Another layer of tint has been added to Haywood County’s changing political canvas.
Election Day results paint a picture of a red county growing redder. From Donald Trump to Brandon Rogers, Republicans were the big winners in Haywood County on Nov. 8, splashing broad strokes of red over what was once blue while also deepening rosy hues that have been so for decades.
Even though both parties appeared confident about their candidates moving into Election Day, there were a lot of white knuckles and nail biting as results started to pour in across North Carolina last Tuesday night.
Two Democratic candidates will face off in the June 7 election for a chance to unseat U.S. Rep. Mark Meadows, R-Cashiers, in the general election and represent Western North Carolina in Washington, D.C.
Two Democrats squaring off in the primary for the state House seat spanning Haywood, Madison and Yancey counties claim they’re the one who can oust N.C. Rep. Michele Presnell, R-Burnsville, and restore progress in North Carolina.

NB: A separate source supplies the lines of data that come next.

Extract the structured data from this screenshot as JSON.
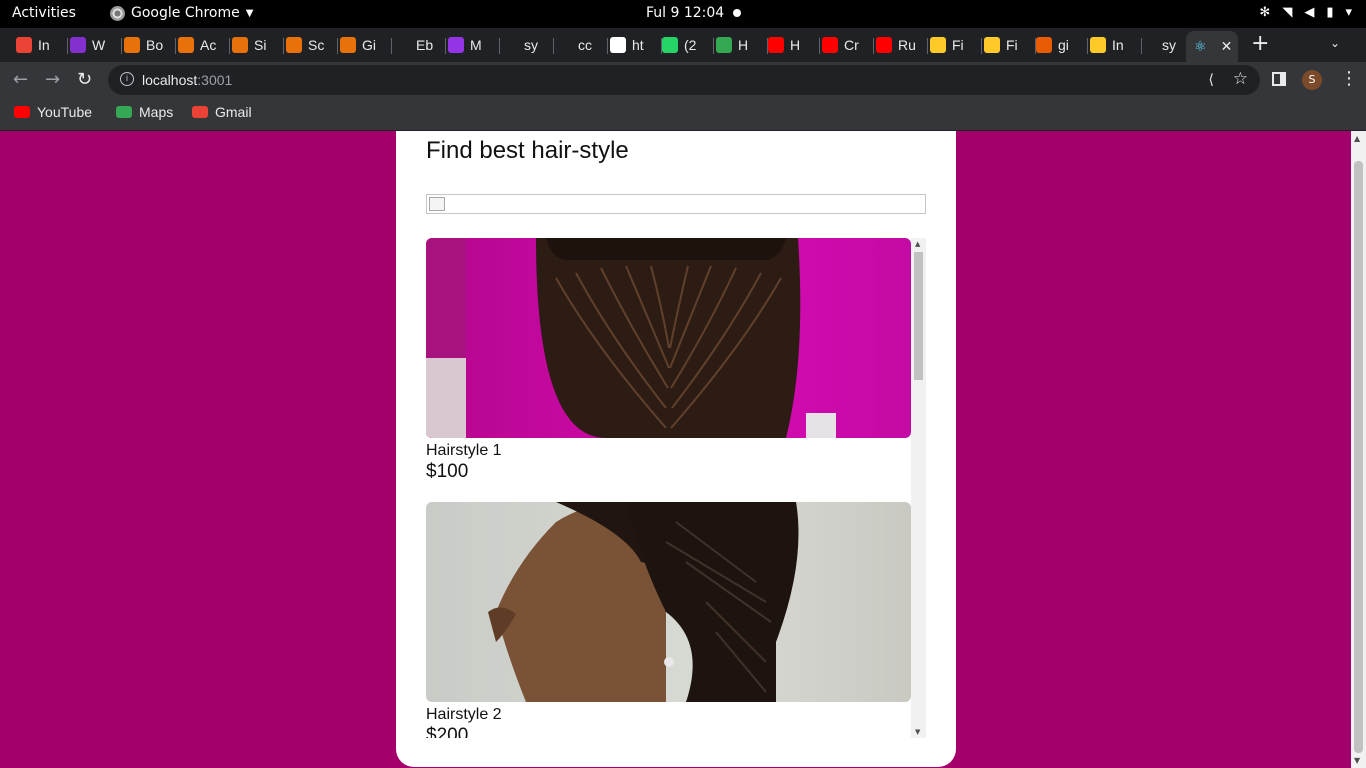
{
  "system": {
    "activities": "Activities",
    "app_name": "Google Chrome",
    "clock": "Ful 9  12:04"
  },
  "tabs": [
    {
      "label": "In",
      "color": "#ea4335"
    },
    {
      "label": "W",
      "color": "#8430ce"
    },
    {
      "label": "Bo",
      "color": "#e8710a"
    },
    {
      "label": "Ac",
      "color": "#e8710a"
    },
    {
      "label": "Si",
      "color": "#e8710a"
    },
    {
      "label": "Sc",
      "color": "#e8710a"
    },
    {
      "label": "Gi",
      "color": "#e8710a"
    },
    {
      "label": "Eb",
      "color": "#202124"
    },
    {
      "label": "M",
      "color": "#9334e6"
    },
    {
      "label": "sy",
      "color": "#202124"
    },
    {
      "label": "cc",
      "color": "#202124"
    },
    {
      "label": "ht",
      "color": "#ffffff"
    },
    {
      "label": "(2",
      "color": "#25d366"
    },
    {
      "label": "H",
      "color": "#34a853"
    },
    {
      "label": "H",
      "color": "#ff0000"
    },
    {
      "label": "Cr",
      "color": "#ff0000"
    },
    {
      "label": "Ru",
      "color": "#ff0000"
    },
    {
      "label": "Fi",
      "color": "#ffca28"
    },
    {
      "label": "Fi",
      "color": "#ffca28"
    },
    {
      "label": "gi",
      "color": "#e85d04"
    },
    {
      "label": "In",
      "color": "#ffca28"
    },
    {
      "label": "sy",
      "color": "#202124"
    }
  ],
  "active_tab": {
    "close": "✕"
  },
  "toolbar": {
    "url_host": "localhost",
    "url_port": ":3001",
    "profile_initial": "S"
  },
  "bookmarks": [
    {
      "label": "YouTube",
      "color": "#ff0000"
    },
    {
      "label": "Maps",
      "color": "#34a853"
    },
    {
      "label": "Gmail",
      "color": "#ea4335"
    }
  ],
  "page": {
    "title": "Find best hair-style",
    "items": [
      {
        "name": "Hairstyle 1",
        "price": "$100"
      },
      {
        "name": "Hairstyle 2",
        "price": "$200"
      }
    ]
  },
  "colors": {
    "page_background": "#a3006b",
    "card_background": "#ffffff"
  }
}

On the right track or wrong track? That question was posed to candidates running for Haywood County commissioner and could offer insight for voters on which ones most closely align with their own views.

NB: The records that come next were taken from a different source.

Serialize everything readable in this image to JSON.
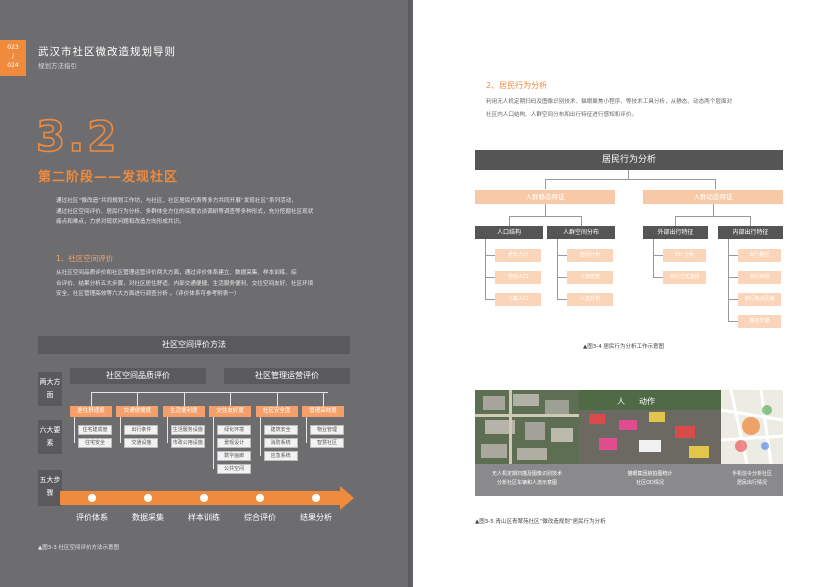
{
  "header": {
    "page_numbers": [
      "023",
      "/",
      "024"
    ],
    "title": "武汉市社区微改造规划导则",
    "subtitle": "规划方法指引"
  },
  "section": {
    "number": "3.2",
    "stage_title": "第二阶段——发现社区",
    "intro": [
      "通过社区“微改造”共同规划工作坊，与社区、社区居民代表等多方共同开展“发现社区”系列活动，",
      "通过社区空间评价、居民行为分析、多群体全方位的深度访谈调研等调查等多种形式，充分挖掘社区现状",
      "痛点和难点，力求对现状问题和改造方向形成共识。"
    ],
    "sub1_title": "1、社区空间评价",
    "sub1_text": [
      "从社区空间品质评价和社区管理运营评价两大方面，通过评价体系建立、数据采集、样本训练、综",
      "合评价、结果分析五大步骤，对社区居住舒适、内部交通便捷、生活服务便利、交往空间友好、社区环境",
      "安全、社区管理高效等六大方面进行调查分析 。（评价体系可参考附表一）"
    ]
  },
  "left_diagram": {
    "title": "社区空间评价方法",
    "row_labels": [
      "两大方面",
      "六大要素",
      "五大步骤"
    ],
    "aspects": [
      "社区空间品质评价",
      "社区管理运营评价"
    ],
    "elements": [
      "居住舒适度",
      "交通便捷度",
      "生活便利度",
      "交往友好度",
      "社区安全度",
      "管理高效度"
    ],
    "sub_items": [
      [
        "住宅建成度",
        "住宅安全"
      ],
      [
        "出行条件",
        "交通设施"
      ],
      [
        "生活服务设施",
        "市政公用设施"
      ],
      [
        "绿化环境",
        "景观设计",
        "数字画廊",
        "公共空间"
      ],
      [
        "建筑安全",
        "消防系统",
        "应急系统"
      ],
      [
        "物业管理",
        "智慧社区"
      ]
    ],
    "steps": [
      "评价体系",
      "数据采集",
      "样本训练",
      "综合评价",
      "结果分析"
    ],
    "caption": "▲图3-3 社区空间评价方法示意图"
  },
  "behavior": {
    "title": "2、居民行为分析",
    "text": [
      "利用无人机定期扫码及图像识别技术、猫眼聚焦小程序、等技术工具分析，从静态、动态两个层面对",
      "社区内人口结构、人群空间分布和出行特征进行感知和评价。"
    ],
    "diagram": {
      "root": "居民行为分析",
      "branches": [
        "人群静态特征",
        "人群动态特征"
      ],
      "groups": [
        "人口结构",
        "人群空间分布",
        "外部出行特征",
        "内部出行特征"
      ],
      "group_items": [
        [
          "老年人口",
          "劳动人口",
          "儿童人口"
        ],
        [
          "空间分布",
          "人流密度",
          "人流分布"
        ],
        [
          "OD 分析",
          "出行方式选择"
        ],
        [
          "出行路径",
          "出行目的",
          "出行热点区域",
          "静态交通"
        ]
      ],
      "caption": "▲图3-4 居民行为分析工作示意图"
    },
    "photos": {
      "labels": [
        "人",
        "动作"
      ],
      "captions": [
        [
          "无人机定期扫描及图像识别技术",
          "分析社区车辆和人流示意图"
        ],
        [
          "猫眼集团航拍图统计",
          "社区OD情况"
        ],
        [
          "手机信令分析社区",
          "居民出行情况"
        ]
      ],
      "figure_caption": "▲图3-5 青山区青翠苑社区“微改造规划”居民行为分析"
    }
  },
  "colors": {
    "accent": "#f08a3c",
    "left_bg": "#6d6d70",
    "box_orange": "#f5a06a",
    "dark_box": "#555555"
  }
}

Five Swain County Democrats are heading for the March 15 primary election in hopes of securing a seat on the board of commissioners.
The race for Haywood County commissioner has begun to take shape with the candidate sign-up period now officially underway, with four Democrats and one Republican running for commissioner as of press time Tuesday afternoon. The deadline for candidates to register is Dec. 21.
The ballot for Haywood County commissioner could be a sparse one based on rumblings of who’s running — and more notably who’s not running.
Karin Wollin had just taken a break from a sullen morning of sorting through stacks of campaign signs at the Haywood County Democratic headquarters in Waynesville when a clatter was heard on the sidewalk outside.
A group of past Macon County Commissioners spent an hour reminiscing about their triumphs and reflecting on lessons learned in front of an audience that included two Election Day hopefuls last week. The lunchtime program was the third in a series from the Macon County League of Women Voters examining the county’s growth from the perspective of those who served it during key moments.